• Your instructions: The answer is a single number: the count of lines in the records below that contain the word "active".
BEGIN Input records
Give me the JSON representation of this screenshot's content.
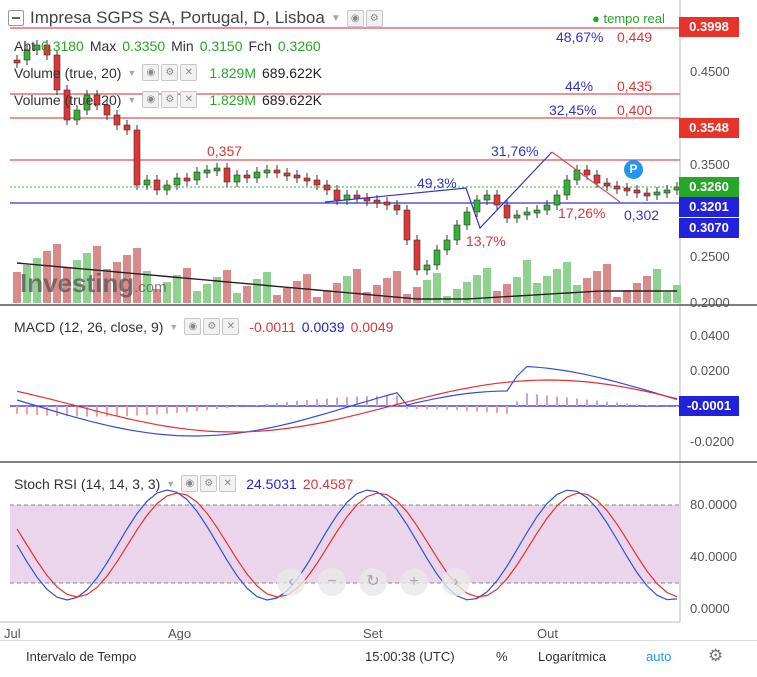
{
  "header": {
    "title": "Impresa SGPS SA, Portugal, D, Lisboa",
    "realtime": "tempo real"
  },
  "ohlc": {
    "a_label": "Abt",
    "a_val": "0.3180",
    "max_label": "Max",
    "max_val": "0.3350",
    "min_label": "Min",
    "min_val": "0.3150",
    "fch_label": "Fch",
    "fch_val": "0.3260"
  },
  "volume_rows": [
    {
      "label": "Volume (true, 20)",
      "v1": "1.829M",
      "v2": "689.622K"
    },
    {
      "label": "Volume (true, 20)",
      "v1": "1.829M",
      "v2": "689.622K"
    }
  ],
  "annotations": {
    "a_0357": "0,357",
    "a_493": "49,3%",
    "a_3176": "31,76%",
    "a_1726": "17,26%",
    "a_0302": "0,302",
    "a_137": "13,7%",
    "fib_4867": "48,67%",
    "fib_0449": "0,449",
    "fib_44": "44%",
    "fib_0435": "0,435",
    "fib_3245": "32,45%",
    "fib_0400": "0,400",
    "p_marker": "P"
  },
  "price_axis": {
    "ticks": [
      "0.4500",
      "0.3500",
      "0.2500",
      "0.2000"
    ],
    "tags": [
      {
        "text": "0.3998",
        "color": "#e8332a"
      },
      {
        "text": "0.3548",
        "color": "#e8332a"
      },
      {
        "text": "0.3260",
        "color": "#27a727"
      },
      {
        "text": "0.3201",
        "color": "#2222dd"
      },
      {
        "text": "0.3070",
        "color": "#2222dd"
      }
    ]
  },
  "macd": {
    "label": "MACD (12, 26, close, 9)",
    "v1": "-0.0011",
    "v2": "0.0039",
    "v3": "0.0049",
    "ticks": [
      "0.0400",
      "0.0200",
      "-0.0200"
    ],
    "tag": "-0.0001"
  },
  "stoch": {
    "label": "Stoch RSI (14, 14, 3, 3)",
    "v1": "24.5031",
    "v2": "20.4587",
    "ticks": [
      "80.0000",
      "40.0000",
      "0.0000"
    ]
  },
  "time_axis": {
    "labels": [
      "Jul",
      "Ago",
      "Set",
      "Out"
    ]
  },
  "watermark": {
    "text": "Investing",
    "suffix": ".com"
  },
  "bottom_bar": {
    "interval": "Intervalo de Tempo",
    "time": "15:00:38 (UTC)",
    "percent": "%",
    "log": "Logarítmica",
    "auto": "auto"
  },
  "colors": {
    "up": "#33b333",
    "down": "#e03535",
    "macd_line": "#3050e0",
    "signal_line": "#e83030",
    "stoch_band": "#ead5ea"
  }
}
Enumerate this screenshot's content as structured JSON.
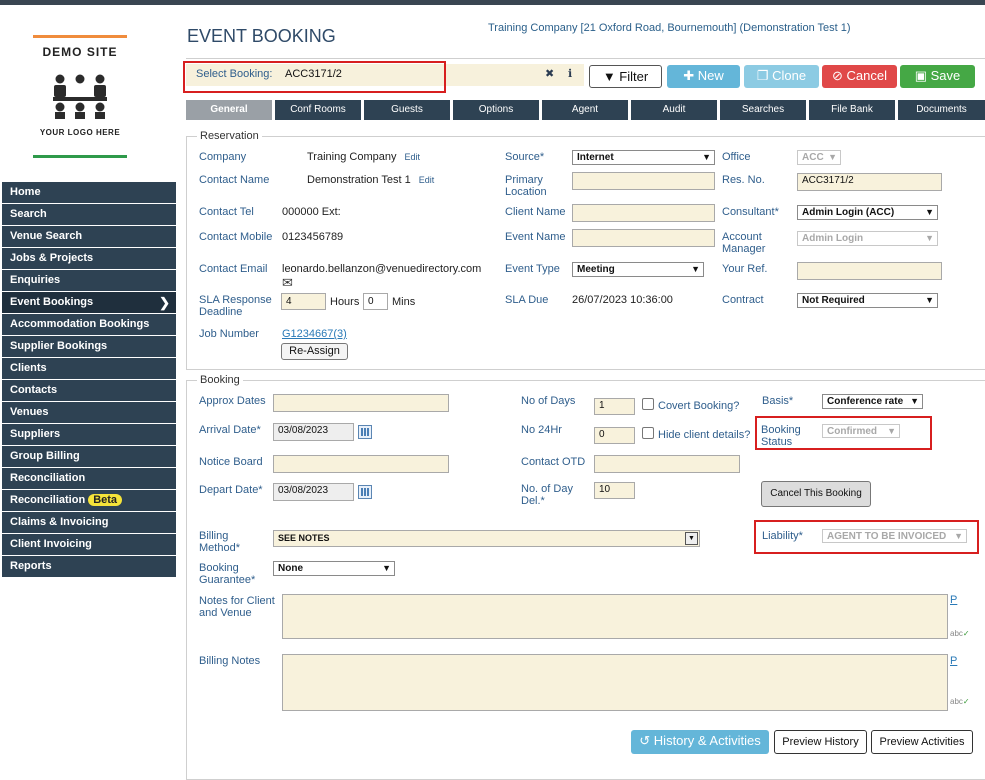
{
  "logo": {
    "line1": "DEMO SITE",
    "line2": "YOUR LOGO HERE",
    "accent_top": "#f08c3c",
    "accent_bottom": "#2e9a4a"
  },
  "nav": {
    "items": [
      {
        "label": "Home"
      },
      {
        "label": "Search"
      },
      {
        "label": "Venue Search"
      },
      {
        "label": "Jobs & Projects"
      },
      {
        "label": "Enquiries"
      },
      {
        "label": "Event Bookings",
        "active": true
      },
      {
        "label": "Accommodation Bookings"
      },
      {
        "label": "Supplier Bookings"
      },
      {
        "label": "Clients"
      },
      {
        "label": "Contacts"
      },
      {
        "label": "Venues"
      },
      {
        "label": "Suppliers"
      },
      {
        "label": "Group Billing"
      },
      {
        "label": "Reconciliation"
      },
      {
        "label": "Reconciliation",
        "badge": "Beta"
      },
      {
        "label": "Claims & Invoicing"
      },
      {
        "label": "Client Invoicing"
      },
      {
        "label": "Reports"
      }
    ]
  },
  "header": {
    "title": "EVENT BOOKING",
    "company": "Training Company [21 Oxford Road, Bournemouth] (Demonstration Test 1)"
  },
  "select_booking": {
    "label": "Select Booking:",
    "value": "ACC3171/2",
    "clear": "✖",
    "info": "ℹ"
  },
  "toolbar": {
    "filter": "Filter",
    "new": "New",
    "clone": "Clone",
    "cancel": "Cancel",
    "save": "Save"
  },
  "tabs": [
    "General",
    "Conf Rooms",
    "Guests",
    "Options",
    "Agent",
    "Audit",
    "Searches",
    "File Bank",
    "Documents"
  ],
  "reservation": {
    "legend": "Reservation",
    "company_label": "Company",
    "company_value": "Training Company",
    "edit": "Edit",
    "contact_name_label": "Contact Name",
    "contact_name_value": "Demonstration Test 1",
    "contact_tel_label": "Contact Tel",
    "contact_tel_value": "000000 Ext:",
    "contact_mobile_label": "Contact Mobile",
    "contact_mobile_value": "0123456789",
    "contact_email_label": "Contact Email",
    "contact_email_value": "leonardo.bellanzon@venuedirectory.com",
    "sla_label": "SLA Response Deadline",
    "sla_hours": "4",
    "hours": "Hours",
    "sla_mins": "0",
    "mins": "Mins",
    "job_number_label": "Job Number",
    "job_number_value": "G1234667(3)",
    "reassign": "Re-Assign",
    "source_label": "Source*",
    "source_value": "Internet",
    "primary_location_label": "Primary Location",
    "client_name_label": "Client Name",
    "event_name_label": "Event Name",
    "event_type_label": "Event Type",
    "event_type_value": "Meeting",
    "sla_due_label": "SLA Due",
    "sla_due_value": "26/07/2023 10:36:00",
    "office_label": "Office",
    "office_value": "ACC",
    "res_no_label": "Res. No.",
    "res_no_value": "ACC3171/2",
    "consultant_label": "Consultant*",
    "consultant_value": "Admin Login (ACC)",
    "account_manager_label": "Account Manager",
    "account_manager_value": "Admin Login",
    "your_ref_label": "Your Ref.",
    "contract_label": "Contract",
    "contract_value": "Not Required"
  },
  "booking": {
    "legend": "Booking",
    "approx_dates_label": "Approx Dates",
    "arrival_label": "Arrival Date*",
    "arrival_value": "03/08/2023",
    "notice_board_label": "Notice Board",
    "depart_label": "Depart Date*",
    "depart_value": "03/08/2023",
    "no_days_label": "No of Days",
    "no_days_value": "1",
    "covert_label": "Covert Booking?",
    "no24_label": "No 24Hr",
    "no24_value": "0",
    "hide_client_label": "Hide client details?",
    "contact_otd_label": "Contact OTD",
    "day_del_label": "No. of Day Del.*",
    "day_del_value": "10",
    "basis_label": "Basis*",
    "basis_value": "Conference rate",
    "status_label": "Booking Status",
    "status_value": "Confirmed",
    "cancel_booking": "Cancel This Booking",
    "billing_method_label": "Billing Method*",
    "billing_method_value": "SEE NOTES",
    "guarantee_label": "Booking Guarantee*",
    "guarantee_value": "None",
    "liability_label": "Liability*",
    "liability_value": "AGENT TO BE INVOICED",
    "notes_label": "Notes for Client and Venue",
    "billing_notes_label": "Billing Notes",
    "p": "P",
    "abc": "abc"
  },
  "footer": {
    "history": "History & Activities",
    "preview_history": "Preview History",
    "preview_activities": "Preview Activities"
  }
}
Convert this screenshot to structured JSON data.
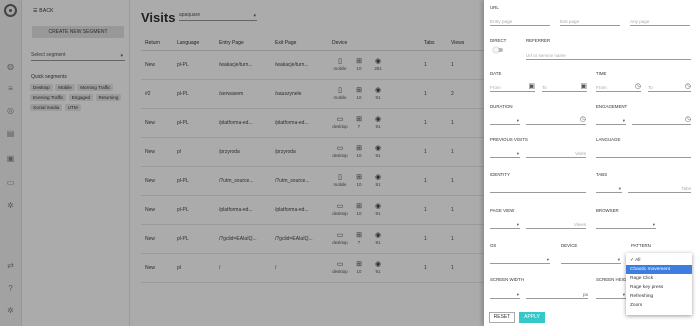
{
  "sidebar": {
    "back_label": "BACK",
    "create_label": "CREATE NEW SEGMENT",
    "segment_placeholder": "Select segment",
    "quick_label": "Quick segments",
    "chips": [
      "Desktop",
      "Mobile",
      "Morning Traffic",
      "Evening Traffic",
      "Engaged",
      "Returning",
      "Social media",
      "UTM"
    ]
  },
  "main": {
    "title": "Visits",
    "site": "apaquare",
    "columns": [
      "Return",
      "Language",
      "Entry Page",
      "Exit Page",
      "Device",
      "Tabs",
      "Views"
    ],
    "rows": [
      {
        "ret": "New",
        "lang": "pl-PL",
        "entry": "/wakacje/turn...",
        "exit": "/wakacje/turn...",
        "type": "mobile",
        "os": "10",
        "browser": "281",
        "tabs": "1",
        "views": "1"
      },
      {
        "ret": "#2",
        "lang": "pl-PL",
        "entry": "/serwaxem",
        "exit": "/sauszynele",
        "type": "mobile",
        "os": "10",
        "browser": "91",
        "tabs": "1",
        "views": "2"
      },
      {
        "ret": "New",
        "lang": "pl-PL",
        "entry": "/platforma-ed...",
        "exit": "/platforma-ed...",
        "type": "desktop",
        "os": "7",
        "browser": "91",
        "tabs": "1",
        "views": "1"
      },
      {
        "ret": "New",
        "lang": "pl",
        "entry": "/przyroda",
        "exit": "/przyroda",
        "type": "desktop",
        "os": "10",
        "browser": "91",
        "tabs": "1",
        "views": "1"
      },
      {
        "ret": "New",
        "lang": "pl-PL",
        "entry": "/?utm_source...",
        "exit": "/?utm_source...",
        "type": "mobile",
        "os": "10",
        "browser": "91",
        "tabs": "1",
        "views": "1"
      },
      {
        "ret": "New",
        "lang": "pl-PL",
        "entry": "/platforma-ed...",
        "exit": "/platforma-ed...",
        "type": "desktop",
        "os": "10",
        "browser": "91",
        "tabs": "1",
        "views": "1"
      },
      {
        "ret": "New",
        "lang": "pl-PL",
        "entry": "/?gclid=EAIaIQ...",
        "exit": "/?gclid=EAIaIQ...",
        "type": "desktop",
        "os": "7",
        "browser": "91",
        "tabs": "1",
        "views": "1"
      },
      {
        "ret": "New",
        "lang": "pl",
        "entry": "/",
        "exit": "/",
        "type": "desktop",
        "os": "10",
        "browser": "91",
        "tabs": "1",
        "views": "1"
      }
    ]
  },
  "filters": {
    "url_label": "URL",
    "entry_ph": "Entry page",
    "exit_ph": "Exit page",
    "any_ph": "Any page",
    "direct_label": "DIRECT",
    "referrer_label": "REFERRER",
    "referrer_ph": "Url or service name",
    "date_label": "DATE",
    "time_label": "TIME",
    "from": "From",
    "to": "To",
    "duration_label": "DURATION",
    "engagement_label": "ENGAGEMENT",
    "prev_visits_label": "PREVIOUS VISITS",
    "visits_ph": "Visits",
    "language_label": "LANGUAGE",
    "identity_label": "IDENTITY",
    "tabs_label": "TABS",
    "tabs_ph": "Tabs",
    "pageview_label": "PAGE VIEW",
    "views_ph": "Views",
    "browser_label": "BROWSER",
    "os_label": "OS",
    "device_label": "DEVICE",
    "pattern_label": "PATTERN",
    "screen_width_label": "SCREEN WIDTH",
    "screen_height_label": "SCREEN HEIGH",
    "px": "px",
    "reset_label": "RESET",
    "apply_label": "APPLY"
  },
  "pattern_options": [
    "All",
    "Chaotic movement",
    "Rage Click",
    "Rage key press",
    "Refreshing",
    "Zoom"
  ],
  "colors": {
    "accent": "#34c8c8",
    "selection": "#3c7ee0"
  }
}
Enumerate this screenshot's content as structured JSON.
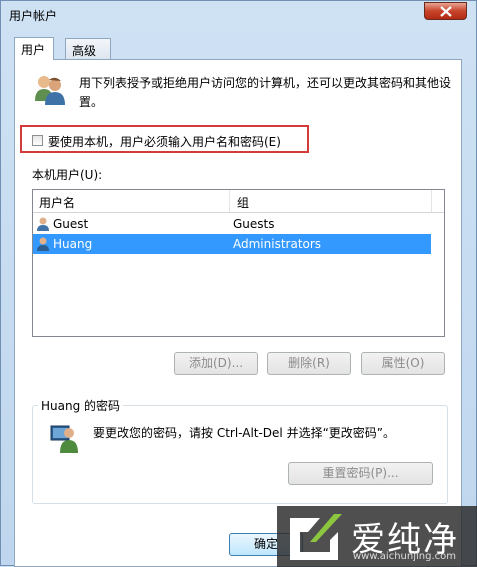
{
  "window": {
    "title": "用户帐户"
  },
  "tabs": [
    {
      "label": "用户",
      "active": true
    },
    {
      "label": "高级",
      "active": false
    }
  ],
  "intro_text": "用下列表授予或拒绝用户访问您的计算机，还可以更改其密码和其他设置。",
  "require_login_checkbox": {
    "label": "要使用本机，用户必须输入用户名和密码(E)",
    "checked": false
  },
  "local_users": {
    "label": "本机用户(U):",
    "columns": [
      "用户名",
      "组"
    ],
    "rows": [
      {
        "name": "Guest",
        "group": "Guests",
        "selected": false
      },
      {
        "name": "Huang",
        "group": "Administrators",
        "selected": true
      }
    ]
  },
  "buttons": {
    "add": "添加(D)...",
    "remove": "删除(R)",
    "properties": "属性(O)"
  },
  "password_group": {
    "title": "Huang 的密码",
    "text": "要更改您的密码，请按 Ctrl-Alt-Del 并选择“更改密码”。",
    "reset_button": "重置密码(P)..."
  },
  "footer": {
    "ok_button": "确定"
  },
  "watermark": {
    "name": "爱纯净",
    "url": "www.aichunjing.com"
  },
  "colors": {
    "selection": "#3399ff",
    "highlight_border": "#d33b3b"
  }
}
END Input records
• The answer: 3